**Work instructions**
Look through the listing below, find every line with the string "JSON", and copy it.
*** Opening Task material ***
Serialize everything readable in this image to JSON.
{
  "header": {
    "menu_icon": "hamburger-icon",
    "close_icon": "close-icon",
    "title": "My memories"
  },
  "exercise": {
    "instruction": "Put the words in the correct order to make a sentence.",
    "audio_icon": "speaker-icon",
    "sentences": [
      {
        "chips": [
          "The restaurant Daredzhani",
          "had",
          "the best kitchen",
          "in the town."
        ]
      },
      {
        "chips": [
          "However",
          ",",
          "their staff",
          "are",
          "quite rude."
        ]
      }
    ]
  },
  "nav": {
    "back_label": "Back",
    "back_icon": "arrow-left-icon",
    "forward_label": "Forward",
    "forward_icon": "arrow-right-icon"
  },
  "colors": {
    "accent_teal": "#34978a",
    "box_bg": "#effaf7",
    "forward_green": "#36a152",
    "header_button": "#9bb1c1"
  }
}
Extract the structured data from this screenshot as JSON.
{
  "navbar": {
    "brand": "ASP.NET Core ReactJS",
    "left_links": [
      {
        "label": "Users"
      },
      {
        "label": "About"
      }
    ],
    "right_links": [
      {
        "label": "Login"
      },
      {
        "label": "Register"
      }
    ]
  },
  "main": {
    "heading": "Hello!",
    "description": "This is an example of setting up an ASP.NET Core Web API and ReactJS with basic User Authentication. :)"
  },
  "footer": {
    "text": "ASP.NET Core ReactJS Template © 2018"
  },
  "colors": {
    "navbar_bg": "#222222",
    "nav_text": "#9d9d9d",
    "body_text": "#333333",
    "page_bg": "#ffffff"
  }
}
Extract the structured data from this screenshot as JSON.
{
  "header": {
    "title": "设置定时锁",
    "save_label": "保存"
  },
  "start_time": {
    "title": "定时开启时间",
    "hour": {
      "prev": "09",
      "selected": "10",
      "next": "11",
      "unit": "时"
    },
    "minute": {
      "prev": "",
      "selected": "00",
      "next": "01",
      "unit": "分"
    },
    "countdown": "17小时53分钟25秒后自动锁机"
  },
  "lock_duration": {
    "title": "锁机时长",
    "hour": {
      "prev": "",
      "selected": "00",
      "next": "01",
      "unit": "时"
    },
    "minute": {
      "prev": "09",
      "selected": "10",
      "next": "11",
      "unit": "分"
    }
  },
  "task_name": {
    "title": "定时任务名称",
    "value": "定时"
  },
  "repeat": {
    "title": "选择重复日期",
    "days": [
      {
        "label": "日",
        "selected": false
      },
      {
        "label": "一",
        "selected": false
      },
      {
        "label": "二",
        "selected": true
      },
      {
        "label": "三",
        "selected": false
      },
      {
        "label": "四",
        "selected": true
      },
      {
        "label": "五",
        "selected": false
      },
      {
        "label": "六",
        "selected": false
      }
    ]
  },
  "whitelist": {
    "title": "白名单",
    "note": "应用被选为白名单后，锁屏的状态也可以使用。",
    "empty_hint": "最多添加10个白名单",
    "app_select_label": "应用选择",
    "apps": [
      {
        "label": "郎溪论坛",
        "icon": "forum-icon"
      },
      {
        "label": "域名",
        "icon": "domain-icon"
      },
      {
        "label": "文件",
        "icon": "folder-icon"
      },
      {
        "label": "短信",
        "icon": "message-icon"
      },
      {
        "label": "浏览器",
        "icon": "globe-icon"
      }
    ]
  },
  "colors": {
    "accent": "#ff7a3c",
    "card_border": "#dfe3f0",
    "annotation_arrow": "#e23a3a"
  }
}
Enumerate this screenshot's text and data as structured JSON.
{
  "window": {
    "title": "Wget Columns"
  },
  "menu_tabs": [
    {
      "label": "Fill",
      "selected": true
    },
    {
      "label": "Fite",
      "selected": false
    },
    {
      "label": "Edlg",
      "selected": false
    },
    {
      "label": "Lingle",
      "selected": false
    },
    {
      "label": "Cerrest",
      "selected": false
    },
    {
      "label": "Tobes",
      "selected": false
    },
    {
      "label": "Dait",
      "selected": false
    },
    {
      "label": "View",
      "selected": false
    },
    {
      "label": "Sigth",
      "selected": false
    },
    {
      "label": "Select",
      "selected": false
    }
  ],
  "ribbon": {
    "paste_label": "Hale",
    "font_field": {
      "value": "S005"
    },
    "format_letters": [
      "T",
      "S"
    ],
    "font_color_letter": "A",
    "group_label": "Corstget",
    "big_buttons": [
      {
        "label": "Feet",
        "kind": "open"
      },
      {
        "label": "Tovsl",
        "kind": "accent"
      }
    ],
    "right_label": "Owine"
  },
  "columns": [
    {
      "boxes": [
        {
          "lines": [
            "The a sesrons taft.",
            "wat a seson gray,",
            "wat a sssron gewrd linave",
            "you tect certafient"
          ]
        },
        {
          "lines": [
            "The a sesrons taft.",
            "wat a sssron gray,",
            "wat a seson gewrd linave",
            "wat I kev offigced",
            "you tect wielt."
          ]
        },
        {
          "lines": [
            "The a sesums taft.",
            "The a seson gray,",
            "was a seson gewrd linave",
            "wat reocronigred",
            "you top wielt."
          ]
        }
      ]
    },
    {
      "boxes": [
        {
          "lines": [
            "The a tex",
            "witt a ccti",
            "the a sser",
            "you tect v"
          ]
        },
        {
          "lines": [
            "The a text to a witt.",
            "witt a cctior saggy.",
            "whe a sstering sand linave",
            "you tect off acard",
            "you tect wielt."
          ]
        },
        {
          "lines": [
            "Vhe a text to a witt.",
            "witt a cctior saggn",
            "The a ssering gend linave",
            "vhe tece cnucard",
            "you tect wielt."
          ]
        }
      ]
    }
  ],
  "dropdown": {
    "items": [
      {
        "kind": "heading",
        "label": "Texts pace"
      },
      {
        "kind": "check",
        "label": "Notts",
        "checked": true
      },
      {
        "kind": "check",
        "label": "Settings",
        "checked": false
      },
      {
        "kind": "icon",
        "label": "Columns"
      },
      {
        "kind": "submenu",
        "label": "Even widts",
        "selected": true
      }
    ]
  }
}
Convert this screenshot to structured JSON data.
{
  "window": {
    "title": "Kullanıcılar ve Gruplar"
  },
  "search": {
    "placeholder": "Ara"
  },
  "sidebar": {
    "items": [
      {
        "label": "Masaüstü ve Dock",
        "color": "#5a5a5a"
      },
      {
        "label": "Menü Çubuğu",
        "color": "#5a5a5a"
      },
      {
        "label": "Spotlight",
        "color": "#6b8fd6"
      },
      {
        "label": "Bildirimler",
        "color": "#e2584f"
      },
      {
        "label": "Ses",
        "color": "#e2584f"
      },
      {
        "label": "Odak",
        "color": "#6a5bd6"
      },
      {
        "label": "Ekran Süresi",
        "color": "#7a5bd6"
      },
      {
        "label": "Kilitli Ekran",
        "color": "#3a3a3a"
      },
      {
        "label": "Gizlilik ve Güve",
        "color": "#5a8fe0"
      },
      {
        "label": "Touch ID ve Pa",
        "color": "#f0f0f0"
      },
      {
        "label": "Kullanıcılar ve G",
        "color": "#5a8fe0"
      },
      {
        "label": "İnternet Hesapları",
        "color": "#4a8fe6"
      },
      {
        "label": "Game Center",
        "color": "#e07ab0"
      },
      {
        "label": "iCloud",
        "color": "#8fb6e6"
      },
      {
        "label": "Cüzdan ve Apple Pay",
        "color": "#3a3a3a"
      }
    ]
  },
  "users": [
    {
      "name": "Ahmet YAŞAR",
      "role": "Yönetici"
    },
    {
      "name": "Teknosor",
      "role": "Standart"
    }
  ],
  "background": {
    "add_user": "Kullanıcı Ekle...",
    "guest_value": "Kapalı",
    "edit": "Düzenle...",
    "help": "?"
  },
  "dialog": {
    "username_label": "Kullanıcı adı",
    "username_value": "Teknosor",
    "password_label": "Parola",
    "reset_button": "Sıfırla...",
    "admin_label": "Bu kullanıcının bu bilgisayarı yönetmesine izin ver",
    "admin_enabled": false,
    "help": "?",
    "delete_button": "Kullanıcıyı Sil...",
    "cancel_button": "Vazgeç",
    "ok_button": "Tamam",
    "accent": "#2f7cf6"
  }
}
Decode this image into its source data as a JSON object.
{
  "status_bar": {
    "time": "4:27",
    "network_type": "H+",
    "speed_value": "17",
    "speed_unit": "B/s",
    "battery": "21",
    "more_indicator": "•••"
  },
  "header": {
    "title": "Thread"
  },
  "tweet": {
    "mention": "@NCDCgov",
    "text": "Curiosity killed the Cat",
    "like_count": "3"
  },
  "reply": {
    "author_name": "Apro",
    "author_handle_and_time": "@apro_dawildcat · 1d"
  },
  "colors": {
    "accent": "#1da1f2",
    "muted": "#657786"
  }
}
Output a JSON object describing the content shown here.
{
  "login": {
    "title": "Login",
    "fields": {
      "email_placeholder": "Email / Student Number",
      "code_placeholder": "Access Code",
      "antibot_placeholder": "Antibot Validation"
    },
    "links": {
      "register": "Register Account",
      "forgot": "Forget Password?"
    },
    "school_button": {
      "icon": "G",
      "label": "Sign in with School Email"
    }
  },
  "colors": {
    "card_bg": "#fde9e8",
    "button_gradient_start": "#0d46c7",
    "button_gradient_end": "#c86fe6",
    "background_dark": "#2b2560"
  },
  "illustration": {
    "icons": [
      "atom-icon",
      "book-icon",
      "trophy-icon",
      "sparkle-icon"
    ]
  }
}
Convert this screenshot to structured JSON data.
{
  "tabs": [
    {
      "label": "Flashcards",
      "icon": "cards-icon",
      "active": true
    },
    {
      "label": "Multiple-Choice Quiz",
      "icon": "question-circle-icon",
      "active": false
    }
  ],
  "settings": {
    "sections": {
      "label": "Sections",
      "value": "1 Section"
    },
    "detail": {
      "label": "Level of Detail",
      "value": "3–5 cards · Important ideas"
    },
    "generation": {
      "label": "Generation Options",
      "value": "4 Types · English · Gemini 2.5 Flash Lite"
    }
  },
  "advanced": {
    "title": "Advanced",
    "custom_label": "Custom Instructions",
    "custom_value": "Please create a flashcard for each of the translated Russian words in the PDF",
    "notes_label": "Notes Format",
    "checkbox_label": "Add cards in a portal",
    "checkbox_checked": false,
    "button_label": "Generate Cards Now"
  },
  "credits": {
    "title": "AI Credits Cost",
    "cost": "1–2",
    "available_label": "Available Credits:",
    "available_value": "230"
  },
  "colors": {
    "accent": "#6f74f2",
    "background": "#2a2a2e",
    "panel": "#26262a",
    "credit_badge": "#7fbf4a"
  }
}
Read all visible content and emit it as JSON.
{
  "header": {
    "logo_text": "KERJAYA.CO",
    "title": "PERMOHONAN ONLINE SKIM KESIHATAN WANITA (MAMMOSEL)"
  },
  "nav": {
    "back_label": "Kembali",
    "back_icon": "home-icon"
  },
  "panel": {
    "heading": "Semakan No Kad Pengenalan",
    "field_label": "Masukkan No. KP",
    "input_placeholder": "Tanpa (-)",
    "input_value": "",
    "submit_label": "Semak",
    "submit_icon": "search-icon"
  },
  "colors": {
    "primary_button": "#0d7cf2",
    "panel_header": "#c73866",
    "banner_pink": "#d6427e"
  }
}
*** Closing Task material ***
**Result of this task**
Serialize everything readable in this image to JSON.
Extract the structured data from this screenshot as JSON.
Extract the structured data from this screenshot as JSON.
Enumerate this screenshot's text and data as structured JSON.
Convert this screenshot to structured JSON data.
Decode this image into its source data as a JSON object.
Output a JSON object describing the content shown here.
Convert this screenshot to structured JSON data.
Read all visible content and emit it as JSON.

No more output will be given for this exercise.